Recently I was gifted half a dozen quails’ eggs, by my friend Anne who is on bartering terms with the quailkeeper. They’re such pretty wee things and remind me of The Borrowers. About 25 years ago, my friend Marian and I took our collective Wunderkinder to the Cottiers Theatre in Glasgow to see a staged production of this lovely 1952 children’s story by Mary Norton. It features a family of tiny people who live in the rafters and crannies of an ordinary house, and ‘borrow’ things for their daily use. Anyway, as you can see from my photos (that’s a cherry tomato in the second one, to give a sense of perspective), quails eggs are dinky but just one would probably feed a whole Borrowers family handsomely. I’m slightly embarrassed to admit I ate all six myself at one go, the Troubadour having declined. They taste just like hen eggs.
I had a look online to see how quails are produced. It seems they are quite nervous, flighty birds and according to the Farmers Weekly, there is only one intensive quail farm in the UK. Those quails selected for egg-laying are kept on a ‘free to fly’ basis which I guess means free range. Lots of quails and their eggs are imported so I don’t know what the animal welfare concerns might be there. As usual, I would look for UK or even Scottish birds and eggs, if I were in a shop.

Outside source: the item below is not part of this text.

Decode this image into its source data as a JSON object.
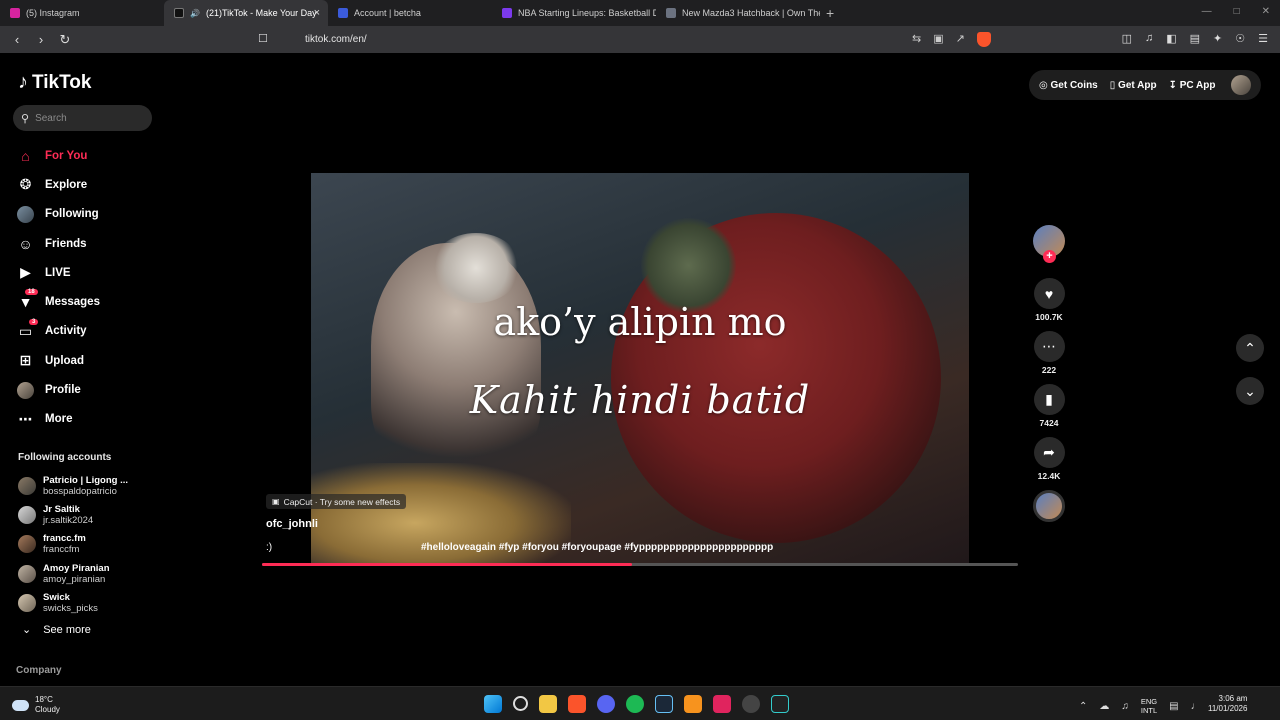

However I have the joy of knowing that mine were produced by a cheerful wee flock pecking around among the backwoods of Newburgh. Thank you ladies, I enjoyed your eggs very much, and also the Borrowers memory they invoked. And thank you Anne, happy bartering!